### WORK REQUEST
Look at every line of the material below and tally those containing "that". Reply with the total alone.

================================

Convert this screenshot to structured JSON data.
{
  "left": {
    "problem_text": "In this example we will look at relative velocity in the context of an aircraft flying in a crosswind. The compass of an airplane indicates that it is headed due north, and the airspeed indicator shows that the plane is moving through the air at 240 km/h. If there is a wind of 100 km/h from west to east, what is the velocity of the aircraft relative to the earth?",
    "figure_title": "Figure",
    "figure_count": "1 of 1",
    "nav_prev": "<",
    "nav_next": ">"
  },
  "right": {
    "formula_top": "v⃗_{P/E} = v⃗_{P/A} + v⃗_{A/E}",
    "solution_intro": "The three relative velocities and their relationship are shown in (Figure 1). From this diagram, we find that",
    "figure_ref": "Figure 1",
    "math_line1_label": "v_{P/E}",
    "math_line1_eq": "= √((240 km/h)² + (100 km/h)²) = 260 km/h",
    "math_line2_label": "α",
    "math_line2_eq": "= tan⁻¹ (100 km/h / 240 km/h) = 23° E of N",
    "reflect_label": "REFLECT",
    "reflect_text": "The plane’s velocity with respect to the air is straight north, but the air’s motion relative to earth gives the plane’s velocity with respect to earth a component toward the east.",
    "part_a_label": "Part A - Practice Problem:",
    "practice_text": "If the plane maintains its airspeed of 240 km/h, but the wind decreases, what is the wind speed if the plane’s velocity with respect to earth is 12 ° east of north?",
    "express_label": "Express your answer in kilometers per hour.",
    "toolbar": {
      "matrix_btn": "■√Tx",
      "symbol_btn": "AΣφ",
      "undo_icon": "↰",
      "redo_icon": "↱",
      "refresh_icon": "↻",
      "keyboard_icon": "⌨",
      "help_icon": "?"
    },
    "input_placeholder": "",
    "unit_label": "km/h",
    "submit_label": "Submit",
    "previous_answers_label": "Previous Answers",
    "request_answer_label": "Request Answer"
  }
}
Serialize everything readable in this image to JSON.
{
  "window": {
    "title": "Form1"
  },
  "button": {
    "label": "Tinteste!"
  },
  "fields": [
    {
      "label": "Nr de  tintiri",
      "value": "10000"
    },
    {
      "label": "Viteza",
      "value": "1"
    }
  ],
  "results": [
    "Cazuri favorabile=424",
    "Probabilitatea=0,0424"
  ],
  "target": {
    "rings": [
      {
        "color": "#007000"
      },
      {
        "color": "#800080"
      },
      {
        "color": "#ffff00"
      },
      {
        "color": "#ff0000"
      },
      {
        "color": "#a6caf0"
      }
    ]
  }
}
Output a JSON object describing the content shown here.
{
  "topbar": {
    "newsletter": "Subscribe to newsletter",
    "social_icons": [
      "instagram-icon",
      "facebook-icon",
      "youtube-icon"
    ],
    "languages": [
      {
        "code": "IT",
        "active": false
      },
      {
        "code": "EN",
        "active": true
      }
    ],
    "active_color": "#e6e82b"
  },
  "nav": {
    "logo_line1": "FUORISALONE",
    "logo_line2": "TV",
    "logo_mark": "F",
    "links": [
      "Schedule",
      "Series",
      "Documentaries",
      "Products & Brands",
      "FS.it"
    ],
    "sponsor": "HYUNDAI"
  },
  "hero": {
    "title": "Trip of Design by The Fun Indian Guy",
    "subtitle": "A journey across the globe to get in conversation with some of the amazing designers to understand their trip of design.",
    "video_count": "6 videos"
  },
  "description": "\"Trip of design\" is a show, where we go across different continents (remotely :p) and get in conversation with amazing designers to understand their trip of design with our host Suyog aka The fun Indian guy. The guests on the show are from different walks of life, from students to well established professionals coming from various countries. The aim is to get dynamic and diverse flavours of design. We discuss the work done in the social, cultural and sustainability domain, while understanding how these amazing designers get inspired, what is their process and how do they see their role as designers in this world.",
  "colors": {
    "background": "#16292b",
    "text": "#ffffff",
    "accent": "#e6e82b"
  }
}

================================

### RESPONSE TO THIS EXERCISE
2